Barcelona’s Molist, head of the European Branch of Paramount Home Entertainment, combines the history of the Templar Knights with chick lit in a thriller that offers an insider’s view of the beautiful Spanish city, but ultimately turns out more snooze than thrill.
Cristina, born in Barcelona of a Spanish mother and American father, spent the most memorable days of her youth in Spain with her buddies Luis and Oriol, playing treasure-hunting games conjured up by Oriol’s father, Enric. But when she moved to the United States as a teen, Cristina lost contact with her friends. Years after Enric’s suicide, Cristina receives a mysterious ring, as well as a summons to a “second” reading of Enric’s will. She goes to Barcelona over the objections of her mother and the man she is engaged to marry. When she arrives, Cristina teams once again with her friends to find a treasure rumored to belong to the Templar Knights with postmortem clues courtesy of Enric.

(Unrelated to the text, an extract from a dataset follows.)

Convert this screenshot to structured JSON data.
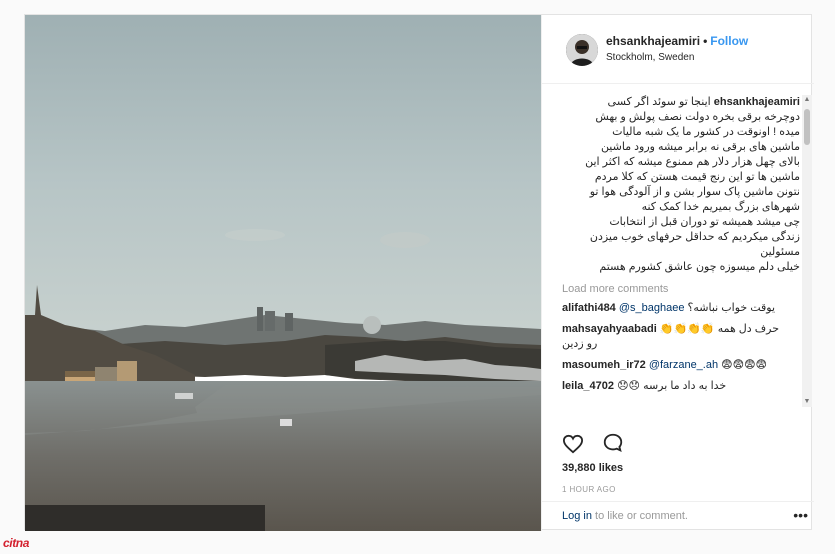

Although her mother warns against it, Cristina soon moves from her hotel into the home of Oriol’s mother, the oddly menacing lesbian Alicia. Meanwhile, Cristina also runs into the handsome man she met aboard her flight from New York, with whom she feels compelled to flirt even after discovering he may not be all he appears. Shadowed by an oddly fierce and menacing stranger, Cristina suffers through vivid nightmares rooted in a violent and unknown past. She tries to decipher the dreams, as well as Oriol’s sexual leanings and feelings for her. As the three old friends draw closer to the truth about the treasure, Cristina grows to understand Oriol and his obsession with finding it. Molist’s book is crammed with pages of tediously reported history, seen through the eyes of one of the characters. Although an attorney, Cristina’s conversations and judgment are more what one would expect of a 15-year-old, and the plot is neither intricate nor clever.
Peppered with irrelevant detail and dialogue documenting every dull moment of Cristina’s quest, the book fails to incite reader interest or empathy.